The St. Johns River may hold some exceptional bass but it is not one of the easiest bass fishing locations to figure out. However, it is worth the challenge.
First and foremost, Lake George is a must stop. Large grass beds fill the lake where bass will be drawn to early in the year. Also, the lake is littered with brush piles and fallen trees that provide structure for large bass to live and feed in.
The same type of grass beds can be found as you move downstream from Lake George to the Palatka area and north towards Jacksonville. The further downstream you go, the more tidal waters come into play. Changing tides influence fish positioning and has to be considered when fishing for bass in Florida on this river. Tidal current will force larger bass to move from the grass to eddies and other protected areas that block the current.
The biggest key on the St. Johns River is to take your time.
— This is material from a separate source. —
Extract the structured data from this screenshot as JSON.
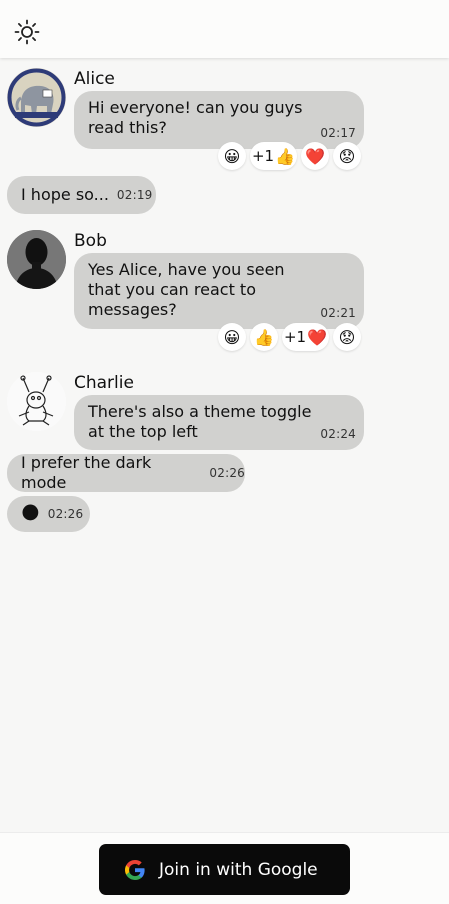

Fish grass beds slow and deliberately. The same holds true when fishing structure in the river. Large bass are looking for big, easy meals, and often you have to drop a lure in front of them several times before getting a bite.
Largemouth bass in the St. Johns River can be caught on many of the Florida bass fishing classics. Here are the top five bass fishing lures to pack with you when fishing the river.
- Ribbon tail worms
- Soft stick baits
- Beaver-style creature baits
- Topwater prop baits
Standard colors like black/blue and junebug are staples for Florida bass. Flashy color spinnerbaits and dark-colored topwater prop baits like the River2Sea Whopper Plopper will all get the job done when fishing for bass in Florida.
Many places claim to be the bass fishing capital of the world. Few actually hold up to that title year after year. The St. Johns River is the exception. This bass fishing location in northeastern Florida has hundreds of miles of big bass waters where every cast could be the bite of a lifetime.